-- Opening Marker --
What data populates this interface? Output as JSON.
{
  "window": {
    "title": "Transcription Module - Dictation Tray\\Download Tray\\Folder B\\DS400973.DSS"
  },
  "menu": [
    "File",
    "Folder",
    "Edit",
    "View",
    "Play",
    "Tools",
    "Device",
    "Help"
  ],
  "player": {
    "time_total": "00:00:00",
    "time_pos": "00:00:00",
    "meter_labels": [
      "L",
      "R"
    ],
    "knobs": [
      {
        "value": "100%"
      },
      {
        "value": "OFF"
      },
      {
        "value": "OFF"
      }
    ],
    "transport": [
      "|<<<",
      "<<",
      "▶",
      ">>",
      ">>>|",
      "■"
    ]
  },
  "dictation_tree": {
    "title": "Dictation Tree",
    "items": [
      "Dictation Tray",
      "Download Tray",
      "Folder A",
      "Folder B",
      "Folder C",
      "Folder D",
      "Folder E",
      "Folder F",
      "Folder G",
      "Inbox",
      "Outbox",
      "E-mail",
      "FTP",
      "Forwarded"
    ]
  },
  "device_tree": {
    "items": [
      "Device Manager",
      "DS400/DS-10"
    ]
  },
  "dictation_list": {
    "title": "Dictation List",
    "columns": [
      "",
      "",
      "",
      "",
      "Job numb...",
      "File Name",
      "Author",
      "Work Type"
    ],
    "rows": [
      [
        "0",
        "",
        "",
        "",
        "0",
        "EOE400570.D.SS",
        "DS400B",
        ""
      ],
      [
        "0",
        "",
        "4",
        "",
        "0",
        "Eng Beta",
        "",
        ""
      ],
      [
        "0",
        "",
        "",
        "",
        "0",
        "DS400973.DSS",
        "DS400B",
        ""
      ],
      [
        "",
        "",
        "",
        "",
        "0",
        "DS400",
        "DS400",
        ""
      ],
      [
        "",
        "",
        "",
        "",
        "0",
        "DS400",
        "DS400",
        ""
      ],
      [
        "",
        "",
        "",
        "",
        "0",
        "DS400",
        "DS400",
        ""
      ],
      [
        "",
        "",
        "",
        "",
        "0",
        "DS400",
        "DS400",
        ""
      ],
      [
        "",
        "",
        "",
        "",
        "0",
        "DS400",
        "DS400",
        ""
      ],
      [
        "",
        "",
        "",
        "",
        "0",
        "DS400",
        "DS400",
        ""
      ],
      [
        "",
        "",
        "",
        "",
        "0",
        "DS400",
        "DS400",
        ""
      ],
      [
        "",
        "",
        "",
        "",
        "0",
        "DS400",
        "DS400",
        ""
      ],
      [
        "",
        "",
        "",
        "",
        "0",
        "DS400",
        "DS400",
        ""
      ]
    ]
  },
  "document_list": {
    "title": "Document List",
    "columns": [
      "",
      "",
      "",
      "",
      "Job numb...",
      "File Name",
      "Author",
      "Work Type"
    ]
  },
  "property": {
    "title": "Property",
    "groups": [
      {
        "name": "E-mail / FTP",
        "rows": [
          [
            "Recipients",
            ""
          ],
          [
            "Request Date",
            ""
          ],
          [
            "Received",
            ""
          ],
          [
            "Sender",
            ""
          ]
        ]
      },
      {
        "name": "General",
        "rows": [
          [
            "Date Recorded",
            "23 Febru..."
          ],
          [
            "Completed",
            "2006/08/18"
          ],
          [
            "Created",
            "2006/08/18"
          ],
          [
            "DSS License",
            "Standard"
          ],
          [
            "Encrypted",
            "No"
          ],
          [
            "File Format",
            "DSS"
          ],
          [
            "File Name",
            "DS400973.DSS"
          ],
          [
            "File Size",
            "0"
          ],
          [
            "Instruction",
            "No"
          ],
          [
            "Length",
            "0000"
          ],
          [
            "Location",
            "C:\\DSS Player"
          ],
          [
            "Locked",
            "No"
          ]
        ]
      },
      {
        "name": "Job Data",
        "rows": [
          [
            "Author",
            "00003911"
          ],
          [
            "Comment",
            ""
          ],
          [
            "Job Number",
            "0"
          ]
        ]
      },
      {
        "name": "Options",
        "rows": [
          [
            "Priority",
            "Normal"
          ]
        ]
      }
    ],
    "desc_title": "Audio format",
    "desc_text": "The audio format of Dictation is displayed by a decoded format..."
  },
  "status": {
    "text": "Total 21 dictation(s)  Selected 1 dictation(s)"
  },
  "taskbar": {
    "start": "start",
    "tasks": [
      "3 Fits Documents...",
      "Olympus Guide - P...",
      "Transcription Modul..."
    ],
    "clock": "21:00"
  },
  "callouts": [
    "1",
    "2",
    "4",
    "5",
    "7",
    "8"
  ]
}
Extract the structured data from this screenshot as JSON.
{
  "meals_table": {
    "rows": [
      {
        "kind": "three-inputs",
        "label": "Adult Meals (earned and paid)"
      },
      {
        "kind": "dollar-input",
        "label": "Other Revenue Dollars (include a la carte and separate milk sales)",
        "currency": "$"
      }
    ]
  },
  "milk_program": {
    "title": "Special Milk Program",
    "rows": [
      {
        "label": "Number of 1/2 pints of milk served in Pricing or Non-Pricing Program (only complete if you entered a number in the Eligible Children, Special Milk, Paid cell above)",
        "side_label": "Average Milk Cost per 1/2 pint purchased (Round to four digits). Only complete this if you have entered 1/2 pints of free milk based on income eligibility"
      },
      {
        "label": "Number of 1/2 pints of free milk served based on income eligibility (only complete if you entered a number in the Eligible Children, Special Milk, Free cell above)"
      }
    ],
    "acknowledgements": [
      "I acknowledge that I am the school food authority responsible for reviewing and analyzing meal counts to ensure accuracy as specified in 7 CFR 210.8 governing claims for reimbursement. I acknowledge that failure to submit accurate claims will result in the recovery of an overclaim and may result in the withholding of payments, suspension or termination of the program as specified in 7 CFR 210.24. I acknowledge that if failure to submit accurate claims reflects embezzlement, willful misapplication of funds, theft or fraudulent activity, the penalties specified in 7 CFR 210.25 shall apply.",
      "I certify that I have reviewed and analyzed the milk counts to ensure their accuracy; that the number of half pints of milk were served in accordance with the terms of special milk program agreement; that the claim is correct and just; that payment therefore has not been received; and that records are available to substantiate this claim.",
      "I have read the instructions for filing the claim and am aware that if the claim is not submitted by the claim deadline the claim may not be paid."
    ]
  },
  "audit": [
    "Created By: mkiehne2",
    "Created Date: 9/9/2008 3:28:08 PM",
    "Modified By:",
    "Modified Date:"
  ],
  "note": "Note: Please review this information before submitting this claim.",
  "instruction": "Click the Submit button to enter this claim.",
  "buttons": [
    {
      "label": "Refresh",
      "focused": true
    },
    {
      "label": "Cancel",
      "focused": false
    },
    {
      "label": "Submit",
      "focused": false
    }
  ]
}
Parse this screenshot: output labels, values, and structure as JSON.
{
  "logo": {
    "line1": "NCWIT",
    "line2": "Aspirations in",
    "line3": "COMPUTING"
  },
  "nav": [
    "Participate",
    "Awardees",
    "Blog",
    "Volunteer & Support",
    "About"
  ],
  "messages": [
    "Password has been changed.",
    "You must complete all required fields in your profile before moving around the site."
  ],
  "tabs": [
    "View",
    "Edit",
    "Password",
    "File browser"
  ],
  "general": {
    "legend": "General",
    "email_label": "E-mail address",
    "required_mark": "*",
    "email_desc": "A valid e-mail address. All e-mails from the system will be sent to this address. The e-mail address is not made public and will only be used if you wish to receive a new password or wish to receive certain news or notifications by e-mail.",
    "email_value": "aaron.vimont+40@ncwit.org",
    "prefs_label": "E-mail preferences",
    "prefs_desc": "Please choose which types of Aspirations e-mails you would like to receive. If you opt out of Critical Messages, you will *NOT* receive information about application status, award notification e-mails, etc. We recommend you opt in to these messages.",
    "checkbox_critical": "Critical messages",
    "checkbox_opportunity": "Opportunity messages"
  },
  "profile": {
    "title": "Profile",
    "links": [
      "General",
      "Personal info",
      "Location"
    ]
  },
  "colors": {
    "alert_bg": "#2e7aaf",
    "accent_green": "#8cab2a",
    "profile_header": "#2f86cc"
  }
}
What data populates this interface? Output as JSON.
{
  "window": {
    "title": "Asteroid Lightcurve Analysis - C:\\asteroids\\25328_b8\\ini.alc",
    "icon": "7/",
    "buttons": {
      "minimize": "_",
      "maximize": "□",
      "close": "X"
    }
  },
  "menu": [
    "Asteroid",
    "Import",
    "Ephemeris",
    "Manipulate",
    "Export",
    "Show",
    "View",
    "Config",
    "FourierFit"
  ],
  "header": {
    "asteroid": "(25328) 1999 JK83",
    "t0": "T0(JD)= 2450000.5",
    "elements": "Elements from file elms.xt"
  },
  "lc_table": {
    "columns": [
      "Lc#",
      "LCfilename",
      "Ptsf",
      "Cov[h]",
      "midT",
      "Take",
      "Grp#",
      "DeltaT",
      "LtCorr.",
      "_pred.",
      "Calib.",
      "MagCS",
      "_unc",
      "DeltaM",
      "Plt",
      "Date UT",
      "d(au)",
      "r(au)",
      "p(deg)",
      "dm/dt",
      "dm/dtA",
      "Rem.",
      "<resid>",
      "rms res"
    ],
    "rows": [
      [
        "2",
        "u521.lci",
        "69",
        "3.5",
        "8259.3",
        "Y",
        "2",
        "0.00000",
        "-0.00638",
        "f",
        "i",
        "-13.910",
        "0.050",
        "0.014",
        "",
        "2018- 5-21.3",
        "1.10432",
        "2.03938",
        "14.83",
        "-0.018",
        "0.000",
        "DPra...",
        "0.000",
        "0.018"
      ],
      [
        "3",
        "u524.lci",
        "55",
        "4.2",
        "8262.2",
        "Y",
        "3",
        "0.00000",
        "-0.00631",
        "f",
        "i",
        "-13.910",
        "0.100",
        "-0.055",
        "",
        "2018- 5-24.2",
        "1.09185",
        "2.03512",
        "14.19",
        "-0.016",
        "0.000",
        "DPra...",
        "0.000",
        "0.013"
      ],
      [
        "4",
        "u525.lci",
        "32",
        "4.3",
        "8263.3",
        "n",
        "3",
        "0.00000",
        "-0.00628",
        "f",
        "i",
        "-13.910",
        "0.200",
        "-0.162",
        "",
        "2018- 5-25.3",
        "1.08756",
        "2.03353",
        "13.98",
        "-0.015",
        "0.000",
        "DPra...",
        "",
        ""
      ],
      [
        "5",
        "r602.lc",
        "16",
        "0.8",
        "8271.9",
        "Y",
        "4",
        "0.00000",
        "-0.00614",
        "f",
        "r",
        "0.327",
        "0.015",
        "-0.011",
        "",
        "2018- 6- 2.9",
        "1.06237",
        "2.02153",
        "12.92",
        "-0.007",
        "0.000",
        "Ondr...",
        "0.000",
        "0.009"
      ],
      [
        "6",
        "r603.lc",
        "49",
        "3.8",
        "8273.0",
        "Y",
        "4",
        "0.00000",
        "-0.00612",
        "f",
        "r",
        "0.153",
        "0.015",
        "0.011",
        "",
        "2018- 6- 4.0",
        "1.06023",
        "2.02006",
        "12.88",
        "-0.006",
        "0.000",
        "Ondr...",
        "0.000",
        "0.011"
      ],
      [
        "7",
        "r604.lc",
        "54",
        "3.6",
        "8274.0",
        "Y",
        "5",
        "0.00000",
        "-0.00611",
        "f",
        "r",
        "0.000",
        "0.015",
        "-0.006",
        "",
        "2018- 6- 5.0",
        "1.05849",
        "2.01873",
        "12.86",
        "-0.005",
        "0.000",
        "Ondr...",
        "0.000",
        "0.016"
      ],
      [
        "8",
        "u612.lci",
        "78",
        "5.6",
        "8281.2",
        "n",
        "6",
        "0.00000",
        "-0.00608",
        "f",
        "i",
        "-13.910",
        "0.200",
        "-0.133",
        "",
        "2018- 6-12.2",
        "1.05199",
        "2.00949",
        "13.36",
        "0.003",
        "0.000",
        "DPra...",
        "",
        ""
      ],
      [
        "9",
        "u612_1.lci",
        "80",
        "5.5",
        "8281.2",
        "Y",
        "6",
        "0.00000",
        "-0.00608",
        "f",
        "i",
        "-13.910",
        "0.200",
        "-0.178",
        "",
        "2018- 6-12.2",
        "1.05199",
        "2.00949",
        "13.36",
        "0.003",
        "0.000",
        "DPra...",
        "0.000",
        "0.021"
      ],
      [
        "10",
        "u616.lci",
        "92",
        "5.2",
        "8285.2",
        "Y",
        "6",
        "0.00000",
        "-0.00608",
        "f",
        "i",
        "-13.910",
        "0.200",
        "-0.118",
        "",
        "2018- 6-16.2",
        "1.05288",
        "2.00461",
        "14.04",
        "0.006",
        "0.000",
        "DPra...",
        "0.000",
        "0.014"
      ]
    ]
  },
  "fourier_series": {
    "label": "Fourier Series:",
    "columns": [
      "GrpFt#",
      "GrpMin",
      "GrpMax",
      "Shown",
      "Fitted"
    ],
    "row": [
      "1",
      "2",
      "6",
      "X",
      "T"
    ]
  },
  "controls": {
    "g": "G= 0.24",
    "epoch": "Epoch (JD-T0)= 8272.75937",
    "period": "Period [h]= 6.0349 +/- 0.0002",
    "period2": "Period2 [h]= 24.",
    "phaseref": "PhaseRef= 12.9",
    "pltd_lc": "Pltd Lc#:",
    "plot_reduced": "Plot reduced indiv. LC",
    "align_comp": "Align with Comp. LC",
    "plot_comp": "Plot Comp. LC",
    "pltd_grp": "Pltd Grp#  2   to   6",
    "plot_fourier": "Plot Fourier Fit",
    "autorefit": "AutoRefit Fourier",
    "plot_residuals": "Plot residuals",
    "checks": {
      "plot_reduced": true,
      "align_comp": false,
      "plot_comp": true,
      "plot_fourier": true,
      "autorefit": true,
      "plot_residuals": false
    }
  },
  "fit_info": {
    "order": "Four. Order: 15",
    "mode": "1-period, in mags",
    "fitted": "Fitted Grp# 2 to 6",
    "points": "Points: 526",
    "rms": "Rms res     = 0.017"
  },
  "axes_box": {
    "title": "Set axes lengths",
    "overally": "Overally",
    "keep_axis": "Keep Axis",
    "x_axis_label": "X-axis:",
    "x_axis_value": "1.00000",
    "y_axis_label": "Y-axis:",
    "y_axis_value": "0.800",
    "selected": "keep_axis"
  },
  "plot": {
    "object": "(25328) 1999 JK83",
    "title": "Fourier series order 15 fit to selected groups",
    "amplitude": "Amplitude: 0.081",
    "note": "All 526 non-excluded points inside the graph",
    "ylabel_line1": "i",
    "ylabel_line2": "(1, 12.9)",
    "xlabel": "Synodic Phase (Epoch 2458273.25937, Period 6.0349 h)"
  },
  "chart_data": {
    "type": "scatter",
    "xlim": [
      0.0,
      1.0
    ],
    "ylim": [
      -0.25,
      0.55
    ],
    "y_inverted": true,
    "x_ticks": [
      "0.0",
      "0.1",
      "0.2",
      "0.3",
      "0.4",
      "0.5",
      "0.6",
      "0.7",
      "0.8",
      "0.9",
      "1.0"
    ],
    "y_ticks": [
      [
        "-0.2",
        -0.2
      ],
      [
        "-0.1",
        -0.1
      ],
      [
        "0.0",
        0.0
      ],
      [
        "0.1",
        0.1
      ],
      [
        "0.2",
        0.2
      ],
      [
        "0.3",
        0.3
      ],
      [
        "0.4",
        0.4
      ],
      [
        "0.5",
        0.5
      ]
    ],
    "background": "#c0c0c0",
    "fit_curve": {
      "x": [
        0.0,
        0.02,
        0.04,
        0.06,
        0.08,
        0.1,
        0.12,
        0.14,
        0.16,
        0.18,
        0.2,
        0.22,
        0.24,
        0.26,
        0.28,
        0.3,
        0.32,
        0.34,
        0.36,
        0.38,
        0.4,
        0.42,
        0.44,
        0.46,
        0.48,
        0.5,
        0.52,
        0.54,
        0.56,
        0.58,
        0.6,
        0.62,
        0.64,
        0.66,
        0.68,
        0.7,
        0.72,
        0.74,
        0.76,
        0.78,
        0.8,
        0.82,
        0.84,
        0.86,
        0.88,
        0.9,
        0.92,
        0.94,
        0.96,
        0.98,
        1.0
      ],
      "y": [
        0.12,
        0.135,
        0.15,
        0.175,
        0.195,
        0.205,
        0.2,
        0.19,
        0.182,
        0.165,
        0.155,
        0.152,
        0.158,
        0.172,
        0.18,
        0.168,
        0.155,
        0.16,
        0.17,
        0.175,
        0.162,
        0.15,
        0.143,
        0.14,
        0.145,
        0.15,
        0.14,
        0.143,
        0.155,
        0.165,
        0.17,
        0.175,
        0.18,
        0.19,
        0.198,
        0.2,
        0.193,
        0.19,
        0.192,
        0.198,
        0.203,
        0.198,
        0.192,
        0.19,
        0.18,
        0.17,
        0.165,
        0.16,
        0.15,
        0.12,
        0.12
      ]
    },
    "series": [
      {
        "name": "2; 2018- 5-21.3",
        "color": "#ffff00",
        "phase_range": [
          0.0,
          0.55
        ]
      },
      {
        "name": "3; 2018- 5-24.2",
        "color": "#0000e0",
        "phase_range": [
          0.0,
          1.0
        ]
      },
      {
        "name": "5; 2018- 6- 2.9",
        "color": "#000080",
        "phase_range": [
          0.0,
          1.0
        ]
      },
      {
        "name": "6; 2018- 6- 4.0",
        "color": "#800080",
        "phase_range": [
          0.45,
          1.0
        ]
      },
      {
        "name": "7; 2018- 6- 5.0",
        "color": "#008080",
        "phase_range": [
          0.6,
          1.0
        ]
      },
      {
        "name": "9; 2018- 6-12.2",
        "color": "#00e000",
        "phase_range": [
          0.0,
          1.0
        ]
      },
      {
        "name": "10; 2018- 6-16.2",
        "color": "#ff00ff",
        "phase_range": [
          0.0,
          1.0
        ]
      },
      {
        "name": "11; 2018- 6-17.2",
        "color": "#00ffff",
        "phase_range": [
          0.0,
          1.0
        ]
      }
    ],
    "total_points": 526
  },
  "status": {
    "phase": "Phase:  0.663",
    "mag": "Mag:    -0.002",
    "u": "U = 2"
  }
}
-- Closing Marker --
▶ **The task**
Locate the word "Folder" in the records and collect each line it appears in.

▶ **Answer**
    "title": "Transcription Module - Dictation Tray\\Download Tray\\Folder B\\DS400973.DSS"
    "Folder",
      "Folder A",
      "Folder B",
      "Folder C",
      "Folder D",
      "Folder E",
      "Folder F",
      "Folder G",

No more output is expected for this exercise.